Bianca Crespo meets the horror rockers. The Young Werewolves growl out contagious rhythms. Just an earful will have you hooked. Bassist Shewolf Dana Kain, guitarist Wolfman Nick Falcon and drummer Jonny Wolf have been spewing out dark, Munsteresque psychobilly rock since 2002. Each of the musicians rose from the night on the eerie streets of the city and took the music scene by their ferocious paws, stumbling into each other along the way. “I was somewhat notorious for my exploits as a teenage graffiti writer,” Falcon says. “And I played in some punk groups growing up in West Philly.” Then he joined the Army and left town. When he returned, he put an ad in the paper looking
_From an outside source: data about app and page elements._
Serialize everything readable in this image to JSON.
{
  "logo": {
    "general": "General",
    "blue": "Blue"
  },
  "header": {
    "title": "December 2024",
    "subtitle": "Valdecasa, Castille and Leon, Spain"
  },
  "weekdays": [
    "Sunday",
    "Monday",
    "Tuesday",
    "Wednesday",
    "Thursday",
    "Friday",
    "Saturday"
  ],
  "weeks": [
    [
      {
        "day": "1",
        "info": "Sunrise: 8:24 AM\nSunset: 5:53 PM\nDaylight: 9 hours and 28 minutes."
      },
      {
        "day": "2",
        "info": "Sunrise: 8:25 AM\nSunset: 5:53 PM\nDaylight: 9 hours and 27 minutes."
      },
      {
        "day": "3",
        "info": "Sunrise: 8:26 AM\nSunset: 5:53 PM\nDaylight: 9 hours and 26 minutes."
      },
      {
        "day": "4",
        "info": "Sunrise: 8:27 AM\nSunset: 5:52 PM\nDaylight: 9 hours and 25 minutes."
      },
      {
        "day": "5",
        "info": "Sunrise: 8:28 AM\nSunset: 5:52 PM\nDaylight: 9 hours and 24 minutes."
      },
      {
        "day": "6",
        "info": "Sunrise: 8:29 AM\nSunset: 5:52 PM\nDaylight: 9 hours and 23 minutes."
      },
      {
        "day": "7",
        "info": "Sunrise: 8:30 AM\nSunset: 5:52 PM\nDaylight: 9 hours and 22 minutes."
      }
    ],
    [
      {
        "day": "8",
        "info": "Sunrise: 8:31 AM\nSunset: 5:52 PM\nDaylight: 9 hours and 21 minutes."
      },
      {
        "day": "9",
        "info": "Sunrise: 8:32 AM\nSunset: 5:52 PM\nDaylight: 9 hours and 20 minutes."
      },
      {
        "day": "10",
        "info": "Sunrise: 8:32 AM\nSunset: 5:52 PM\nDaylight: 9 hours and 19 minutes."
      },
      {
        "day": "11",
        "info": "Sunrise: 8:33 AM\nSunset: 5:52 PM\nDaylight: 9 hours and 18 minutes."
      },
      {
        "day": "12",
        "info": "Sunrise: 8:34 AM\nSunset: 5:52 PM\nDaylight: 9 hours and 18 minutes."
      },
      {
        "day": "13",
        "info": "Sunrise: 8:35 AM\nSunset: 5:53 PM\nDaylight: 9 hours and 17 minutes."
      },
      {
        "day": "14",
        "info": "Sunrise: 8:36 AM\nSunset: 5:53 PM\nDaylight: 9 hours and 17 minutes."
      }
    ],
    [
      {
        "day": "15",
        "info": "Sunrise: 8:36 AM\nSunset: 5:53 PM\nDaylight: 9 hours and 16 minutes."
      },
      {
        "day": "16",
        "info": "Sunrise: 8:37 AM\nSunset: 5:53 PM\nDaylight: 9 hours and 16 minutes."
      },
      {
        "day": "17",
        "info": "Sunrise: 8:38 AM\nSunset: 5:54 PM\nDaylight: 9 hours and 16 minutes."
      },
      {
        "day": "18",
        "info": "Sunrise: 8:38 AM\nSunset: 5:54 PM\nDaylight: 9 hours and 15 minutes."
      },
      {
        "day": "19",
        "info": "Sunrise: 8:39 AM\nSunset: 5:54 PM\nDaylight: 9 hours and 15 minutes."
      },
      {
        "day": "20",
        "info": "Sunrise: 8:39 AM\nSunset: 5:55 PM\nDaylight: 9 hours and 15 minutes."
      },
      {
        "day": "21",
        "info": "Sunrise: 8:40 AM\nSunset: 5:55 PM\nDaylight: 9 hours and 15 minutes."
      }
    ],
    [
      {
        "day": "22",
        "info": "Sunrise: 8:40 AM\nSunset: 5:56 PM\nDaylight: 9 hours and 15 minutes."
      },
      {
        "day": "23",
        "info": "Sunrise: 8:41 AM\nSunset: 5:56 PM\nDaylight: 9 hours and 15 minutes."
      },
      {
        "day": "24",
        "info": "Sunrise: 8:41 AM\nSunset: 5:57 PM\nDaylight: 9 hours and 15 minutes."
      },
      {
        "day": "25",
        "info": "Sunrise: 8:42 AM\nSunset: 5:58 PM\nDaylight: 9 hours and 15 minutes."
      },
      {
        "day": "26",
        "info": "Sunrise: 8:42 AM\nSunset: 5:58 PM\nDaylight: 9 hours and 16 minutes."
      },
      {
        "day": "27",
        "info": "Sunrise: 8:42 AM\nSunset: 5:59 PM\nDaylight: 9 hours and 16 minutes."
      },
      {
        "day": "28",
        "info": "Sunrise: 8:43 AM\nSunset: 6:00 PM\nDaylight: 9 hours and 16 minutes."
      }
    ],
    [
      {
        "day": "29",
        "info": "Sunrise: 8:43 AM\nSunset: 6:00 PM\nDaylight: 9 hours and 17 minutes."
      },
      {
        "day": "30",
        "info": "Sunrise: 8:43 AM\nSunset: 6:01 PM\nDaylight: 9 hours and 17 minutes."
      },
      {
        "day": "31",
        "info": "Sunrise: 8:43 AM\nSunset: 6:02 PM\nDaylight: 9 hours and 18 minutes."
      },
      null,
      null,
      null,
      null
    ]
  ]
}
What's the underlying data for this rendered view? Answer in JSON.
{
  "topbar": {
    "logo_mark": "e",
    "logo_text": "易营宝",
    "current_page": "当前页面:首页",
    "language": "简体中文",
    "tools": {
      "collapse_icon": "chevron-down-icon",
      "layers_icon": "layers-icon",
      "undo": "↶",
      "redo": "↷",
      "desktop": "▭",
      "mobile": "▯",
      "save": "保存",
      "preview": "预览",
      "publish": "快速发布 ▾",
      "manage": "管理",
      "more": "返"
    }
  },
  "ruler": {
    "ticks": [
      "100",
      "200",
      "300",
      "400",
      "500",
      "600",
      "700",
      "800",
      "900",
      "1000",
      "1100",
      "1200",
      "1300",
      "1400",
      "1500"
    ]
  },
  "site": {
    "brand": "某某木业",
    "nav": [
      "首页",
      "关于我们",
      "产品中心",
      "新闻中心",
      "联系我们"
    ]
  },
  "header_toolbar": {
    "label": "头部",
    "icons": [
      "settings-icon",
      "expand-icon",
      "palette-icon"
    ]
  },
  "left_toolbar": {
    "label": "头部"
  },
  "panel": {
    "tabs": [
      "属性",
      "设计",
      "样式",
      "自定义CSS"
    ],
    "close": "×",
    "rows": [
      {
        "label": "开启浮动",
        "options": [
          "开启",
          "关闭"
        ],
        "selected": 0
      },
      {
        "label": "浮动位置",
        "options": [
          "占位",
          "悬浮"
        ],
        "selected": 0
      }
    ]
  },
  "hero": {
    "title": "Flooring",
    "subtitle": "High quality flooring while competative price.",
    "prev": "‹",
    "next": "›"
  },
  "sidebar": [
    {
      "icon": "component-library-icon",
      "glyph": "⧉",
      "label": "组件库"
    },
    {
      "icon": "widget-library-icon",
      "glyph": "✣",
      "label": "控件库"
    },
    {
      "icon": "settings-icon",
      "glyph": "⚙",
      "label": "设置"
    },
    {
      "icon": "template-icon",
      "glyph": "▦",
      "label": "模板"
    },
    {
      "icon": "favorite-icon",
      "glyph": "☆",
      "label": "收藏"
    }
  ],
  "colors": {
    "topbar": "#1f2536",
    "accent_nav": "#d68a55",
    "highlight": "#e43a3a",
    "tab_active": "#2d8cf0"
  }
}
for bandmates. Jonny Wolf answered. He had been toiling in the service industry. “I had a stellar barbacking career,” Wolf notes. “And I also moonlit as a secret agent from Transylvania.” Kain had studied visual arts but it left her unfulfilled. “Then, I discovered that I love music,” she says. When she booked a gig for the trio at a bar in Northeast Philly as The Young Werewolves, the band was officially born. Their shows are loud and theatrical, with the three dressed in dark, matching garb. They've always loved that brief encounter on stage with the adrenaline monster feasting on their musical souls. But they’ve also released three albums and they’re slowly crafting the next. “We've started throwing some new song ideas around the practice room,” Kain says. “We're going to try to flesh out a new recording, most likely a 2013-14 release.” JUMPphilly.com